Set down all of the lines below exactly as they are given.
RECORDS PROVIDED Block Start
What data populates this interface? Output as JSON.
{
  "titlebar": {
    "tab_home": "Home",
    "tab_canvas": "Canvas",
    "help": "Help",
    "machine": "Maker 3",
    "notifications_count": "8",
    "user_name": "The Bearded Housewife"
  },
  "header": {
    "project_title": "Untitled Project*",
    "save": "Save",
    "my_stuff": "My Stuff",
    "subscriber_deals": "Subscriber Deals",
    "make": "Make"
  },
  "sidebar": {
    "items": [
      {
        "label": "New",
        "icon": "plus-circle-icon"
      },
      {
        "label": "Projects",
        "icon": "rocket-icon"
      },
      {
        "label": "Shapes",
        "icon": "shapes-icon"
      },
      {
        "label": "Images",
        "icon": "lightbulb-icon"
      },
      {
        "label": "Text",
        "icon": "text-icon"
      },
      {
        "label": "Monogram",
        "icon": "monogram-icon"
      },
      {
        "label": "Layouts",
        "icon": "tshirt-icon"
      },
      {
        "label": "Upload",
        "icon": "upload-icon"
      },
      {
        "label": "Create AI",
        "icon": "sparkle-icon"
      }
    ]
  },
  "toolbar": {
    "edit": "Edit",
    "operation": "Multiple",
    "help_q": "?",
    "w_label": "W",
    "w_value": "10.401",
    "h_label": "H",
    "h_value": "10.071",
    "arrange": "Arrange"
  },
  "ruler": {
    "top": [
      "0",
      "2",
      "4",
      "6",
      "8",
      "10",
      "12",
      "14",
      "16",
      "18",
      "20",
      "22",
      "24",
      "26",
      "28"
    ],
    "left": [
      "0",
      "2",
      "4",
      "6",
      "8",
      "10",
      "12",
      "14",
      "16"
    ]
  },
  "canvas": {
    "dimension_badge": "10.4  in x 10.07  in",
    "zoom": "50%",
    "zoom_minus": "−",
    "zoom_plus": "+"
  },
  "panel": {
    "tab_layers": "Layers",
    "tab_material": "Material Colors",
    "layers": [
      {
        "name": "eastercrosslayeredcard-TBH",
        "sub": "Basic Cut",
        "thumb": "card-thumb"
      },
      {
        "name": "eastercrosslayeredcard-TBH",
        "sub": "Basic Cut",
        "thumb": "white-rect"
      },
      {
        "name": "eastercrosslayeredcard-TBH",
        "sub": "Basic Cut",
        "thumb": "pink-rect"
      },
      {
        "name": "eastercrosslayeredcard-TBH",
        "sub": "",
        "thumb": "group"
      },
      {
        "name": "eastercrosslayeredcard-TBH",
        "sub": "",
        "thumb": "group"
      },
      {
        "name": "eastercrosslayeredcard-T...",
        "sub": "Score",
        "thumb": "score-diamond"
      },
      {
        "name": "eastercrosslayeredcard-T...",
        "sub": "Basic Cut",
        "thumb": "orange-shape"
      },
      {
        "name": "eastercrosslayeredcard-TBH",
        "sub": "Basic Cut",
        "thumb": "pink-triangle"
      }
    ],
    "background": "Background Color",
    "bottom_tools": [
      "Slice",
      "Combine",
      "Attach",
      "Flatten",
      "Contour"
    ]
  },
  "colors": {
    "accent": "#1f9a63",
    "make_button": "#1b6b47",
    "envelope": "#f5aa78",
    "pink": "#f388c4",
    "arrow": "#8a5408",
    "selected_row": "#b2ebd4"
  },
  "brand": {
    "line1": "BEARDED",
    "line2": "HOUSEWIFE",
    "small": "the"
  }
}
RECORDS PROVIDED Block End
» OUTPUT FOR THIS EXERCISE
What data populates this interface? Output as JSON.
{
  "titlebar": {
    "tab_home": "Home",
    "tab_canvas": "Canvas",
    "help": "Help",
    "machine": "Maker 3",
    "notifications_count": "8",
    "user_name": "The Bearded Housewife"
  },
  "header": {
    "project_title": "Untitled Project*",
    "save": "Save",
    "my_stuff": "My Stuff",
    "subscriber_deals": "Subscriber Deals",
    "make": "Make"
  },
  "sidebar": {
    "items": [
      {
        "label": "New",
        "icon": "plus-circle-icon"
      },
      {
        "label": "Projects",
        "icon": "rocket-icon"
      },
      {
        "label": "Shapes",
        "icon": "shapes-icon"
      },
      {
        "label": "Images",
        "icon": "lightbulb-icon"
      },
      {
        "label": "Text",
        "icon": "text-icon"
      },
      {
        "label": "Monogram",
        "icon": "monogram-icon"
      },
      {
        "label": "Layouts",
        "icon": "tshirt-icon"
      },
      {
        "label": "Upload",
        "icon": "upload-icon"
      },
      {
        "label": "Create AI",
        "icon": "sparkle-icon"
      }
    ]
  },
  "toolbar": {
    "edit": "Edit",
    "operation": "Multiple",
    "help_q": "?",
    "w_label": "W",
    "w_value": "10.401",
    "h_label": "H",
    "h_value": "10.071",
    "arrange": "Arrange"
  },
  "ruler": {
    "top": [
      "0",
      "2",
      "4",
      "6",
      "8",
      "10",
      "12",
      "14",
      "16",
      "18",
      "20",
      "22",
      "24",
      "26",
      "28"
    ],
    "left": [
      "0",
      "2",
      "4",
      "6",
      "8",
      "10",
      "12",
      "14",
      "16"
    ]
  },
  "canvas": {
    "dimension_badge": "10.4  in x 10.07  in",
    "zoom": "50%",
    "zoom_minus": "−",
    "zoom_plus": "+"
  },
  "panel": {
    "tab_layers": "Layers",
    "tab_material": "Material Colors",
    "layers": [
      {
        "name": "eastercrosslayeredcard-TBH",
        "sub": "Basic Cut",
        "thumb": "card-thumb"
      },
      {
        "name": "eastercrosslayeredcard-TBH",
        "sub": "Basic Cut",
        "thumb": "white-rect"
      },
      {
        "name": "eastercrosslayeredcard-TBH",
        "sub": "Basic Cut",
        "thumb": "pink-rect"
      },
      {
        "name": "eastercrosslayeredcard-TBH",
        "sub": "",
        "thumb": "group"
      },
      {
        "name": "eastercrosslayeredcard-TBH",
        "sub": "",
        "thumb": "group"
      },
      {
        "name": "eastercrosslayeredcard-T...",
        "sub": "Score",
        "thumb": "score-diamond"
      },
      {
        "name": "eastercrosslayeredcard-T...",
        "sub": "Basic Cut",
        "thumb": "orange-shape"
      },
      {
        "name": "eastercrosslayeredcard-TBH",
        "sub": "Basic Cut",
        "thumb": "pink-triangle"
      }
    ],
    "background": "Background Color",
    "bottom_tools": [
      "Slice",
      "Combine",
      "Attach",
      "Flatten",
      "Contour"
    ]
  },
  "colors": {
    "accent": "#1f9a63",
    "make_button": "#1b6b47",
    "envelope": "#f5aa78",
    "pink": "#f388c4",
    "arrow": "#8a5408",
    "selected_row": "#b2ebd4"
  },
  "brand": {
    "line1": "BEARDED",
    "line2": "HOUSEWIFE",
    "small": "the"
  }
}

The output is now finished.